"We don't have that luxury. It's expensive," said board member Joyce S. Rocks (Catoctin), who opposed the firing of Thomas but backs the idea of limiting the search. "Of course, I think a board that is worried about expenses shouldn't have gotten itself into this mess."
The board plans to begin its search today by choosing a salary and developing a list of qualifications for the job. During a special meeting at 5 p.m., the board also plans to name a committee of about 15 teachers, parents and county business people to lead the search and help screen applicants.
Thomas, 56, was fired last month, less than three years after he was hired to manage Loudoun's growing 14,600-student system. The School Board said Thomas had a management style that was incompatible with the system.
By state law, the county must hire a superintendent by May 15, 120 days after the job became vacant. The law also limits any new contract to two years, the time remaining on Thomas's contract, Laycock said.
The board will likely hire someone to help screen applicants, but the board will control the process, Laycock said. Acting Superintendent Harry Bibb is expected to suggest someone to help the board at tonight's meeting, Laycock said.

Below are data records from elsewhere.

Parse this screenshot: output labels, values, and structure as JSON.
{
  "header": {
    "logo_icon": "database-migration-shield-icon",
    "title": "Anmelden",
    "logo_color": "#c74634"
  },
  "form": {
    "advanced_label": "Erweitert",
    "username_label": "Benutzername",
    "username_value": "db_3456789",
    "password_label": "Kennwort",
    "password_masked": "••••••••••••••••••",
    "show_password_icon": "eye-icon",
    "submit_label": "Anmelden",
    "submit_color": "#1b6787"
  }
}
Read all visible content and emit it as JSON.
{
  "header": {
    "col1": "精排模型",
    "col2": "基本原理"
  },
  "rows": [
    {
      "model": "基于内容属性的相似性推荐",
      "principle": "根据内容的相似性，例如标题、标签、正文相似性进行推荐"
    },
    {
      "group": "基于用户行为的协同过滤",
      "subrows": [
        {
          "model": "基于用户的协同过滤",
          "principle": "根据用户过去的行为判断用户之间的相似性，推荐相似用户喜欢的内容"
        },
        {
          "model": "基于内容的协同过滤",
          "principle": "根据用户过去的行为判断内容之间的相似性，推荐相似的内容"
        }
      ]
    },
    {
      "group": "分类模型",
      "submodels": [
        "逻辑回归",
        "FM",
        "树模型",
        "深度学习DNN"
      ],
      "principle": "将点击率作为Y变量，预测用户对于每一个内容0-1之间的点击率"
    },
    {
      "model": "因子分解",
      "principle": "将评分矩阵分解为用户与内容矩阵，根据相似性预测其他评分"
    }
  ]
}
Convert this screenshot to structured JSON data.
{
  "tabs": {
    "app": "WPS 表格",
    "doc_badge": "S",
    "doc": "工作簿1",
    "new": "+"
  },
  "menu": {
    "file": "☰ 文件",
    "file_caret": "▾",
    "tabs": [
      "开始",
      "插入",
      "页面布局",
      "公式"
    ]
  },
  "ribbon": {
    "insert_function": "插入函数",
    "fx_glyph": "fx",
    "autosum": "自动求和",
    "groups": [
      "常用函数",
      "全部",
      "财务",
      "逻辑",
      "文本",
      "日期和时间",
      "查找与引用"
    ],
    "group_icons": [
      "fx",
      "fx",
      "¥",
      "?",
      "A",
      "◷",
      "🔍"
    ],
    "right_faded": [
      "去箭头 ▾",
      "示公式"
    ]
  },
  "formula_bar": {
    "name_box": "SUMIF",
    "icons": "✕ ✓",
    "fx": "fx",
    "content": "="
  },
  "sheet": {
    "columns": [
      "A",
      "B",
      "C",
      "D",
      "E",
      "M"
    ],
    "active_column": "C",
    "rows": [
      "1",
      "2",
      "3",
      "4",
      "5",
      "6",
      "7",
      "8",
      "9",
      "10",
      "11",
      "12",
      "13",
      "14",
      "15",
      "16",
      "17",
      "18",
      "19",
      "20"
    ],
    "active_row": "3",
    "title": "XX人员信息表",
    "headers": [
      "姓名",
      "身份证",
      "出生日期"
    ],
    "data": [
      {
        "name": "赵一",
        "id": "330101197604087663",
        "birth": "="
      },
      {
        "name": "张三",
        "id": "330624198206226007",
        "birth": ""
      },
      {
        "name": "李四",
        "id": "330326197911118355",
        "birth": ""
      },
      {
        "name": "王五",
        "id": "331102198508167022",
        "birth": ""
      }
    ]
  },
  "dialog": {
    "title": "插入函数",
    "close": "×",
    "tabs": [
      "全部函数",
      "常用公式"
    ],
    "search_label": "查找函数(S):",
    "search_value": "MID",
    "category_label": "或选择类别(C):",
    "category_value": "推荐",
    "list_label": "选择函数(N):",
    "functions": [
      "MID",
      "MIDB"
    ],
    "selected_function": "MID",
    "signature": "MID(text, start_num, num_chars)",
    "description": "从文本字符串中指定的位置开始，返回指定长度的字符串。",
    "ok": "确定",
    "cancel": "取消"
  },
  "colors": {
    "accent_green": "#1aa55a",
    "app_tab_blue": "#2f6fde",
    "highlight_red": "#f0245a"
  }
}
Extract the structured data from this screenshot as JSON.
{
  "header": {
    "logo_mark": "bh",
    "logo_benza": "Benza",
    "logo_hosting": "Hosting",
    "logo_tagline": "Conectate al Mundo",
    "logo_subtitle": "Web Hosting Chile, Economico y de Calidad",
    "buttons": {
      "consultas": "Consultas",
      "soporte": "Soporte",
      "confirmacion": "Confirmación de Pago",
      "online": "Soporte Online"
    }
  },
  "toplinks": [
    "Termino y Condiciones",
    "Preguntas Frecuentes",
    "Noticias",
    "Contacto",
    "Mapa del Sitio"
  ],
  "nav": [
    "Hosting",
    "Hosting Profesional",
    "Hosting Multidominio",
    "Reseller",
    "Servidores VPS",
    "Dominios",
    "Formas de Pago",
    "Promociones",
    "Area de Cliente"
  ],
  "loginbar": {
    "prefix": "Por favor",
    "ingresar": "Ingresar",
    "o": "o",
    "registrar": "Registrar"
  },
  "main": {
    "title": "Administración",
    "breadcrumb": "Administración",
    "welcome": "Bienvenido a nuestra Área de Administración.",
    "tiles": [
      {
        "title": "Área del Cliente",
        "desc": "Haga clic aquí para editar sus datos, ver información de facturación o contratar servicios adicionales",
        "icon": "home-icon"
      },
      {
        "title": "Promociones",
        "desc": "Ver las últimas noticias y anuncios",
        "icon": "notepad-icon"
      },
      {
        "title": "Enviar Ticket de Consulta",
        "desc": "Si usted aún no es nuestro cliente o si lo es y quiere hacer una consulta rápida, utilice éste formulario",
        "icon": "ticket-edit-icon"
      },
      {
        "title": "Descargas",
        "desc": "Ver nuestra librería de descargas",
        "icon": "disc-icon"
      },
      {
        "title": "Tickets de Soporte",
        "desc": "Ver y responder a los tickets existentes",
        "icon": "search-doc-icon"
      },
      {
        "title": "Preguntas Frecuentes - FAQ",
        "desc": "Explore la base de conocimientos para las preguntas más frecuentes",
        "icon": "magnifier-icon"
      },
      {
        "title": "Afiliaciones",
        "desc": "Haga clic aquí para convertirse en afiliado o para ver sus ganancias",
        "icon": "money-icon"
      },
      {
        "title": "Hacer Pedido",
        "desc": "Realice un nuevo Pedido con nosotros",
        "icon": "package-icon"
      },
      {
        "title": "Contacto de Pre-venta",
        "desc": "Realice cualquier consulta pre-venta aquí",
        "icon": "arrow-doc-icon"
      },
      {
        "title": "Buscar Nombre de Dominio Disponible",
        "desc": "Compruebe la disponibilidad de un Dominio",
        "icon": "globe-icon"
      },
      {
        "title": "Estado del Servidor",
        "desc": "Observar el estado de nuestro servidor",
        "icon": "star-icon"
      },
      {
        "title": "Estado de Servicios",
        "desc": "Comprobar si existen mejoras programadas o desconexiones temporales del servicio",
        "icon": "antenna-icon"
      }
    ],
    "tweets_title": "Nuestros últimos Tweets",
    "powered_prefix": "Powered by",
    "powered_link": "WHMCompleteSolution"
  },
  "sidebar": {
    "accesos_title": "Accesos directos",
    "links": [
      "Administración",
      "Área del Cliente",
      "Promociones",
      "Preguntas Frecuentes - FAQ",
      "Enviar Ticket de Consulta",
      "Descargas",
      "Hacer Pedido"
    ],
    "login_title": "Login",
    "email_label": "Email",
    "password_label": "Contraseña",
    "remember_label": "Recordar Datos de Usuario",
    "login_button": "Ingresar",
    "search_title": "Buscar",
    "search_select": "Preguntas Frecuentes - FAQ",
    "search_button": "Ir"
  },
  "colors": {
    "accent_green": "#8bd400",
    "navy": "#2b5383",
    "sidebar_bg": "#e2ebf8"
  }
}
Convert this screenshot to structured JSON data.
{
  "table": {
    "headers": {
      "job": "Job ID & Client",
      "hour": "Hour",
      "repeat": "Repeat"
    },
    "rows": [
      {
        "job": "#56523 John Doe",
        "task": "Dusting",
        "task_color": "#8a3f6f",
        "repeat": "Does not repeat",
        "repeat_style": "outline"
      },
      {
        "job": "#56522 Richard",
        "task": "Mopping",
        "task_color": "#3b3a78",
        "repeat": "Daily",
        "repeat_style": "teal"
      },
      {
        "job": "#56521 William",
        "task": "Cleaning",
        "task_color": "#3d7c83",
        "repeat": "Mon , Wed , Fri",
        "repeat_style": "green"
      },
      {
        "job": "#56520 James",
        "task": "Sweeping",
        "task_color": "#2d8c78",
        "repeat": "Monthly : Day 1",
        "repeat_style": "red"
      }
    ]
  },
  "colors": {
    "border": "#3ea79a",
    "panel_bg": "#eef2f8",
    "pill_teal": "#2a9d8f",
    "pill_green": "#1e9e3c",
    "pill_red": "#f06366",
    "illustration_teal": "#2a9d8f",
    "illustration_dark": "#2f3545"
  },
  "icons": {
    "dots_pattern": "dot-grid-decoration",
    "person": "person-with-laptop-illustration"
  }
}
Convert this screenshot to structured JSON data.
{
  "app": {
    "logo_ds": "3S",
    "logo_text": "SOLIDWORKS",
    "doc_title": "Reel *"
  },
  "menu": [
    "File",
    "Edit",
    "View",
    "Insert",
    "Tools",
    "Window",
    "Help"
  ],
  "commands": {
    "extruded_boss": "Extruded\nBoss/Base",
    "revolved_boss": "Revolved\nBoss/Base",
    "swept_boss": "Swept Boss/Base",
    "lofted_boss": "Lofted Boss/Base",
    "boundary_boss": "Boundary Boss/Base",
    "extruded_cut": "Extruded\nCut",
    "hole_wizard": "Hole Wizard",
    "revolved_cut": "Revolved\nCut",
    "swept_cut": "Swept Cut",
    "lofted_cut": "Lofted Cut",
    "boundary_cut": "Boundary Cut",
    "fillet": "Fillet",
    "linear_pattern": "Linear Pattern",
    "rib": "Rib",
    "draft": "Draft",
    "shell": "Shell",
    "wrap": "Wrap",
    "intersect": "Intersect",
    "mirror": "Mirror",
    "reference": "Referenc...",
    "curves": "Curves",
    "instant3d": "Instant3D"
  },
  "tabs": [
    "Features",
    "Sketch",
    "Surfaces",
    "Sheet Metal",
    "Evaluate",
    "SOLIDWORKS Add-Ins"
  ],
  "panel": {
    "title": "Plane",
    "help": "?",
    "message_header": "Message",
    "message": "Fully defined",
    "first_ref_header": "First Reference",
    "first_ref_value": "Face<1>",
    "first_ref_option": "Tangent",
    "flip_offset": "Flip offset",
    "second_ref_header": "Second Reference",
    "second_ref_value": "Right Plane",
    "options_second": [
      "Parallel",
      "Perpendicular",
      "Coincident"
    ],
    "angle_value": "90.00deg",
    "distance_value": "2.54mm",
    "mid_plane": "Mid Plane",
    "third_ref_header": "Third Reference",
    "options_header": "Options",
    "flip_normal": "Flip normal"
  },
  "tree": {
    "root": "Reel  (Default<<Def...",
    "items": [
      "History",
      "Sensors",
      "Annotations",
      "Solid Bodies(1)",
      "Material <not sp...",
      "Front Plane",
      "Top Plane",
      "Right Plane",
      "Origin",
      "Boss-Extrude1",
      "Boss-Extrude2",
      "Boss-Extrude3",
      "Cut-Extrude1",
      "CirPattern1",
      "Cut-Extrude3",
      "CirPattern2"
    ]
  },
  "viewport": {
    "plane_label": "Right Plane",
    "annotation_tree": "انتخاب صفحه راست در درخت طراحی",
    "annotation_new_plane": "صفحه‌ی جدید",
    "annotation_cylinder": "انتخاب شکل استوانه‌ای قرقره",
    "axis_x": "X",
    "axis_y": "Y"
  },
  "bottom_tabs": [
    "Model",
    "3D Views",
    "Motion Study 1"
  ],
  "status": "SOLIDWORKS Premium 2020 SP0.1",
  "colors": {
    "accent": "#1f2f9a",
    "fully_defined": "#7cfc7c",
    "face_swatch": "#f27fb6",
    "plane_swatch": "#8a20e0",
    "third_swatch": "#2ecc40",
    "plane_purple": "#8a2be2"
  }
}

The board has already dusted off a brochure from the last search to use this time. It describes Loudoun, the school system and some of the board's expectations. Thomas continues to draw his $97,000-a-year salary, the highest in Loudoun government; Laycock said it is unlikely that his successor would be paid as much.
After a meeting last Thursday about the process of finding a new superintendent, Laycock said he wanted to hire someone familiar with schools in Virginia because it is the only state in which school boards are appointed by local governing boards, not elected. The new superintendent also will be expected to do more with less money because of impending budget problems.
"We're growing . . . . It's got to be someone who has got a vision," Laycock said. "It's going to be a tough act to balance."
Barbara B. D'Elia (Dulles) and Rocks, who both strongly opposed the decision to fire Thomas, said they want to hire someone who is progressive, aggressive and committed to drawing parents into the school system's decision-making. They said it does not matter to them where the candidate is from.
"I would like someone who has a great many of the characteristics that Dave Thomas has," Rocks said. "Without any pressure, things tend to stay the way they are . . . . I would like to see someone who will do what he has to do to move people."
Maureen Dabkowski, president of the Loudoun Education Alliance of Parents, said she is happy that parents will be asked to participate on the search committee. "We're very excited about the opportunity," she said.
School officials have said there is no obvious successor to Thomas. Assistant Superintendent Edgar Hatrick III, a candidate for the job the last time, has said he would likely seek it again. The School Board decided to fire Thomas after he excluded Hatrick, a school employee since 1967, from a staff meeting about the budget. Thomas said Hatrick was trying to undercut him politically.
Talks between the School Board and Thomas's attorneys have gone smoothly, Laycock said last week after a School Board attorney briefed the board about the negotiations. But the board still expects to have to pay Thomas more than $210,000 for the remaining 27 months of his contract, he said.
"We're looking at a substantial amount of money," he said.